== Your goal ==
Only lines that contain the string "them" should be returned from the material below.
── Exercise input
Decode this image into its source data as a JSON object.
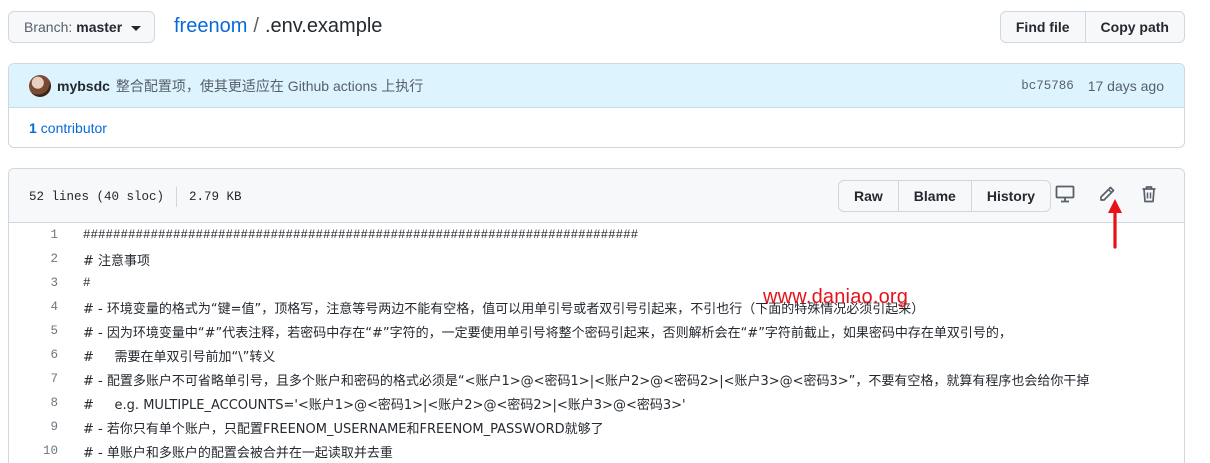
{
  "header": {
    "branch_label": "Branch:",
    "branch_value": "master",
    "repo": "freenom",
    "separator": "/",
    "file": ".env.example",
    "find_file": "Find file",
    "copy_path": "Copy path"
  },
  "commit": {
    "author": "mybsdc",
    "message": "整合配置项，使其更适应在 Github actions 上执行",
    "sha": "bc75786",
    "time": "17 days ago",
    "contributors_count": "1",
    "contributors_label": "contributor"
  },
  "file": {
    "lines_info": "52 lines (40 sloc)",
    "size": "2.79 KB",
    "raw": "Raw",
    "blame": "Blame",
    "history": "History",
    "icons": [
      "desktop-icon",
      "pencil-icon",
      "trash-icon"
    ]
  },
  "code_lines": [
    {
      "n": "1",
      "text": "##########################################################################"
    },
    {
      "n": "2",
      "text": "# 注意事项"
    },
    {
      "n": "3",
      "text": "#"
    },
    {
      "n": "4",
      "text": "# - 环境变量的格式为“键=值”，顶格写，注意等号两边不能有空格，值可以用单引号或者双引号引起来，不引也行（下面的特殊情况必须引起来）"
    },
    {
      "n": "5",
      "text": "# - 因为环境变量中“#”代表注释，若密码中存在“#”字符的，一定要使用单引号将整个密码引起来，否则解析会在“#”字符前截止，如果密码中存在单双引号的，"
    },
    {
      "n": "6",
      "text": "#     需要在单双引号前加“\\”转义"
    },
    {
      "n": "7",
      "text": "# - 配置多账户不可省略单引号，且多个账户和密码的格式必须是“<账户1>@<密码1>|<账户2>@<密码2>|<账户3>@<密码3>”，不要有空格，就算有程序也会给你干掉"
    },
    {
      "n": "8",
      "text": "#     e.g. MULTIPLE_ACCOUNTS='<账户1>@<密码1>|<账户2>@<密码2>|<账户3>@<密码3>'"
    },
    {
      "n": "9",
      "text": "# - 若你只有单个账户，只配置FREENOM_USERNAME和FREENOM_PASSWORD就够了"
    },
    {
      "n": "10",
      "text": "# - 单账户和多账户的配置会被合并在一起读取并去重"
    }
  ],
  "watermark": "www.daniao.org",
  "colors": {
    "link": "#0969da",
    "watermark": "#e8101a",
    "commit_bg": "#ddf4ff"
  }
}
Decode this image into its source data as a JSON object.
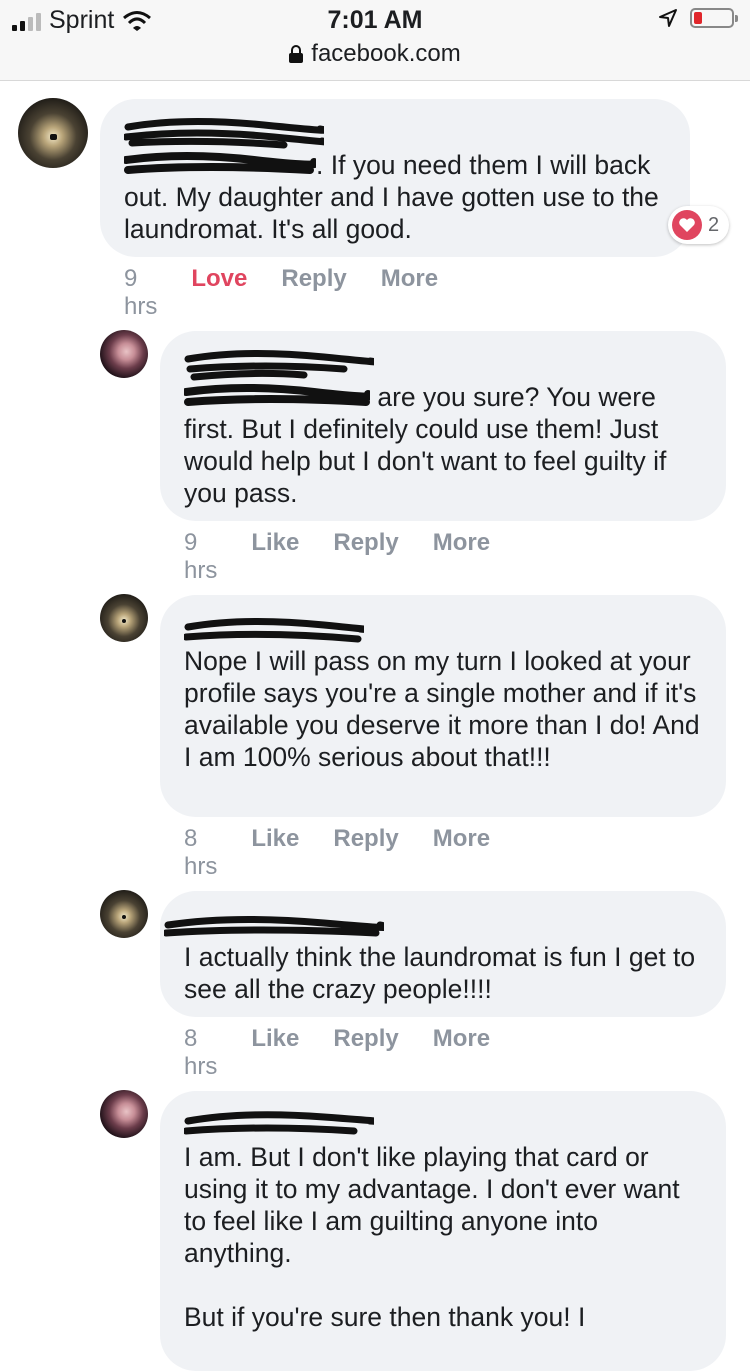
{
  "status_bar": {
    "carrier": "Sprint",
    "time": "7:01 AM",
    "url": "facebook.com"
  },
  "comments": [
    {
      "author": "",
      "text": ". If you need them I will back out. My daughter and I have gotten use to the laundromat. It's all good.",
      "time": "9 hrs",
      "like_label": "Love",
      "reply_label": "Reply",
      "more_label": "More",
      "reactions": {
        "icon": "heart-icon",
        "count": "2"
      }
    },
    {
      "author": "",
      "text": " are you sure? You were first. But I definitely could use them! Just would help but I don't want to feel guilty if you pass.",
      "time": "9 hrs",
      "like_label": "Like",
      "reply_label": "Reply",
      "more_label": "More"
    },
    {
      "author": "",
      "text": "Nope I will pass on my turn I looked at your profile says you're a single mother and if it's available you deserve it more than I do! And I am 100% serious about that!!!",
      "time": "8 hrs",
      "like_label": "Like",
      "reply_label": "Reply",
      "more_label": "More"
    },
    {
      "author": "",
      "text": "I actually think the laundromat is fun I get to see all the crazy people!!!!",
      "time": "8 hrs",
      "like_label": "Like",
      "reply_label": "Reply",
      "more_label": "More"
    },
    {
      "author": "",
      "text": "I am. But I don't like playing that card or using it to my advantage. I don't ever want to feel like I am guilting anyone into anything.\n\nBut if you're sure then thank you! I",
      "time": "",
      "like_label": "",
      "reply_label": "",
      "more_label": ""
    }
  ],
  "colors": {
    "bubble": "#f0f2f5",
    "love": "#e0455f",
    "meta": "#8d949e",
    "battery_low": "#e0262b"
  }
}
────
== Your response ==
      "text": ". If you need them I will back out. My daughter and I have gotten use to the laundromat. It's all good.",
      "text": " are you sure? You were first. But I definitely could use them! Just would help but I don't want to feel guilty if you pass.",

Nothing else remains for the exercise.